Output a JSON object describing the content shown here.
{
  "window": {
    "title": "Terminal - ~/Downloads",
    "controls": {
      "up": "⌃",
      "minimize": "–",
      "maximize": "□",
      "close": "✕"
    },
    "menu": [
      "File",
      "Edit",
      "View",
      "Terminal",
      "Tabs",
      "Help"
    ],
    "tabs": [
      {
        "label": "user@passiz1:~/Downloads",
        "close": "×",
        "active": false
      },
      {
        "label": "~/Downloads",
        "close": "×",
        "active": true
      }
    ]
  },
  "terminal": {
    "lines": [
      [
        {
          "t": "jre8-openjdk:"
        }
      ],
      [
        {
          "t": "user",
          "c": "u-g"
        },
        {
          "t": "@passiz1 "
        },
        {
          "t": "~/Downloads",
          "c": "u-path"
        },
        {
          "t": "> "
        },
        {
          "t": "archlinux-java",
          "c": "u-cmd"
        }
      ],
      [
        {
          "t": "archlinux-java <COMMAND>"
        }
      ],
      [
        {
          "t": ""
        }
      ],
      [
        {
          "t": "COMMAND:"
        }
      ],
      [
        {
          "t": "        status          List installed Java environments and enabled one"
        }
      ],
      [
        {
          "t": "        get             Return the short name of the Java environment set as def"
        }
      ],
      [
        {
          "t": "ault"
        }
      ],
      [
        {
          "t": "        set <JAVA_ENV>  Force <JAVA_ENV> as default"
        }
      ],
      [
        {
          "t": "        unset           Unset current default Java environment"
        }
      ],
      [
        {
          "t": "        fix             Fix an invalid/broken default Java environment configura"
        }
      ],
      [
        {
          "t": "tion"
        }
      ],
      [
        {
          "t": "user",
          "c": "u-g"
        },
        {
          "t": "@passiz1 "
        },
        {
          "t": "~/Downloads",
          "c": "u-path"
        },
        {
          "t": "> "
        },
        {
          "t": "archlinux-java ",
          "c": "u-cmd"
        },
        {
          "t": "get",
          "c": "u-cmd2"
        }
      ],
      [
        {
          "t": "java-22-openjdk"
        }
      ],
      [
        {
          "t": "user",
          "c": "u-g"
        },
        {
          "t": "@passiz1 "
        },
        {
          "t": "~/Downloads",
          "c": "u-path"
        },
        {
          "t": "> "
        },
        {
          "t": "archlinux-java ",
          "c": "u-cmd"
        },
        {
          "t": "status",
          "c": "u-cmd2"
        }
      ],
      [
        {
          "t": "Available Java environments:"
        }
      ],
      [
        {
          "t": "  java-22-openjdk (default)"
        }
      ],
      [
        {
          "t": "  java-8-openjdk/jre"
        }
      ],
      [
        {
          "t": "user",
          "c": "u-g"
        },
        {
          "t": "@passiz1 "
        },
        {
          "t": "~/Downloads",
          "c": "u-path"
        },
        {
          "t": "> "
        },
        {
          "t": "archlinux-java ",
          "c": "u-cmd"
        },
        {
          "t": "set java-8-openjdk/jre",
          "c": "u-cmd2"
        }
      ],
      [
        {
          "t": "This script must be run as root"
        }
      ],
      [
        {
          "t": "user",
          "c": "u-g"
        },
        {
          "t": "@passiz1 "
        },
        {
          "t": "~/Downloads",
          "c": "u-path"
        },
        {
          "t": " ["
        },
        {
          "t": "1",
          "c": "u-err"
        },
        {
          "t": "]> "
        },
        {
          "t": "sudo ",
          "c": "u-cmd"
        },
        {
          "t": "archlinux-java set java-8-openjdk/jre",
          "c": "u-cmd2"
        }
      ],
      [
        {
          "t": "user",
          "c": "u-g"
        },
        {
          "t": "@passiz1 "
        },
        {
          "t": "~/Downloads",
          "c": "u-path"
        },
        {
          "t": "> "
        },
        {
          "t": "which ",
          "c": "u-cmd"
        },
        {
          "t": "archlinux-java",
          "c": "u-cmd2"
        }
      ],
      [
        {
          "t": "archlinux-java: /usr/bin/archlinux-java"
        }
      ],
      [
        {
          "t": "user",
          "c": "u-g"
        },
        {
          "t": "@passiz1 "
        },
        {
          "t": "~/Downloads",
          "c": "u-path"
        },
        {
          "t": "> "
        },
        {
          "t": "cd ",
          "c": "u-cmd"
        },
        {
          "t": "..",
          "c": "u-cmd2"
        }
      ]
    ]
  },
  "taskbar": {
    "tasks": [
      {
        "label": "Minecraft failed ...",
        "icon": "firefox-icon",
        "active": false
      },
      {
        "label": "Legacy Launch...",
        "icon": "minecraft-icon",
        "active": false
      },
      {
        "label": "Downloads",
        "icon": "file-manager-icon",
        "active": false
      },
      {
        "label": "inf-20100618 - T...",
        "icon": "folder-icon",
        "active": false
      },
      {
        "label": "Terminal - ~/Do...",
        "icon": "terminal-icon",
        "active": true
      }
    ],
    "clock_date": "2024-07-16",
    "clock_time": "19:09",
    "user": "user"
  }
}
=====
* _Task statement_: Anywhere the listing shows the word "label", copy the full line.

* _Exercise result_:
        "label": "user@passiz1:~/Downloads",
        "label": "~/Downloads",
        "label": "Minecraft failed ...",
        "label": "Legacy Launch...",
        "label": "Downloads",
        "label": "inf-20100618 - T...",
        "label": "Terminal - ~/Do...",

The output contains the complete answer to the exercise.